When Minnesotans take a hard look, we suspect that few of them will find the bills wholly satisfactory. That's the nature of bipartisan compromise. Count the Star Tribune Editorial Board among those with qualms about the course that Monday night's deal set. But against the backdrop of the last two years of futility, Monday's deal qualifies as a breakthrough. It includes three bills that were stalled in 2015 and 2016: a tax bill that both cuts taxes and improves tax policy; a boost in funding for both roads and transit; and a $1 billion public works bill that, among other things, would help municipalities improve aging water treatment systems.
Those three measures along with more generous funding for education, human services and state agencies than Republicans originally contemplated — yet less than Dayton sought — add up to a "meet in the middle" package that we think many Minnesotans would deem fair.
Unfortunately, some of that satisfaction will be purchased with one-time money. The proposed deal contemplates a $700 million drawdown through 2021 of the special fund created to pay the state's share of MinnesotaCare. That fund is well in the black today, but its revenue source is due to dry up in 2019. Coming as the Trump administration is announcing its plan to cut Medicaid and other safety net programs, the future cost of this choice could prove high indeed.
Raiding that fund made fiscal room for tax cuts totaling $650 million over two years — $300 million more than the Editorial Board deemed affordable. The tax bill, sent to Dayton Wednesday afternoon, would offer relief to owners of farms and business property, middle-income Social Security recipients, and heirs of large estates. It includes tax credits for the repayment of student loans and for families that save for college educations.
Some of those features are forecast to take a rapidly growing bite out of state revenue in coming years. Already in 2020-21, the tax bill's drain on the state treasury will be $790 million, 21 percent more than in 2018-19. A smaller tax bill would have been prudent.
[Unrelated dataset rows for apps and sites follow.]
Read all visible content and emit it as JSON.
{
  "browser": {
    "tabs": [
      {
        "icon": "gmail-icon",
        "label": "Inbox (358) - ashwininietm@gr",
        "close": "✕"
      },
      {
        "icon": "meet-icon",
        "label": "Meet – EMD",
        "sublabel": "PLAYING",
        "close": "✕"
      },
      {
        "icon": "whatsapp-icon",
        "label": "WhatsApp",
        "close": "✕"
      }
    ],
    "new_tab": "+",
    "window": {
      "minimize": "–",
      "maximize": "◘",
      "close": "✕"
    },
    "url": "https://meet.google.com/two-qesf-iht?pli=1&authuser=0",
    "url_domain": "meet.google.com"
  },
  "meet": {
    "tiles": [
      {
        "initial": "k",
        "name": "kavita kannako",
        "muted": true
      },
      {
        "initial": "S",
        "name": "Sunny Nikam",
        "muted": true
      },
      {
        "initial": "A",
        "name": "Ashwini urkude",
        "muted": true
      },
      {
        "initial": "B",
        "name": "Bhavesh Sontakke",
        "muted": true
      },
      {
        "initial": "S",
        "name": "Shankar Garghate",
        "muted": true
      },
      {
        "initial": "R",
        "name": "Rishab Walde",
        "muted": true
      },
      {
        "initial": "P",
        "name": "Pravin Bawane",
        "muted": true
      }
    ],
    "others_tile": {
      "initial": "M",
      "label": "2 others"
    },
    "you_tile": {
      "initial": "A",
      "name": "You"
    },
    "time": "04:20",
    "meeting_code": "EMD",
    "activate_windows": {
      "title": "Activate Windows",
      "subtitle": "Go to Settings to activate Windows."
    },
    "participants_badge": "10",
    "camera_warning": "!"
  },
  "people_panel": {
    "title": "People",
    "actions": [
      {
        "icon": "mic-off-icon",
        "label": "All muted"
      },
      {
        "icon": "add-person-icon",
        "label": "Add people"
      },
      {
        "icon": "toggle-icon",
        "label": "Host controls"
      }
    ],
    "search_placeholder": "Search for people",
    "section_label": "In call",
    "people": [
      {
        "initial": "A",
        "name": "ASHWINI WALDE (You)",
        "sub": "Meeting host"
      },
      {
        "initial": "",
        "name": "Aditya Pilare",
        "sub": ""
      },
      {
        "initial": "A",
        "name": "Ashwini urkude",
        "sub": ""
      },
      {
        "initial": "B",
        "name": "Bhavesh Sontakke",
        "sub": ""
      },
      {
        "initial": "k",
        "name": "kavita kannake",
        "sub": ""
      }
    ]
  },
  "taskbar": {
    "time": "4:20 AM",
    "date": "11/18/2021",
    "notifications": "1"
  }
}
So would have been an increase in the highway-dedicated gas tax and metro transit sales tax, which Republicans rejected in favor of tapping the state's general fund for transportation to the tune of an additional $300 million. When the next downturn comes, sustaining that much general fund spending for transportation could prove difficult.
That much short-term expediency is worrisome in a state budget. But if the alternative is a government shutdown — as divided government brought in 2005 and 2011 — we'll take the Monday night deal and invite Minnesotans to join us in asking the 2018 Legislature to make it better.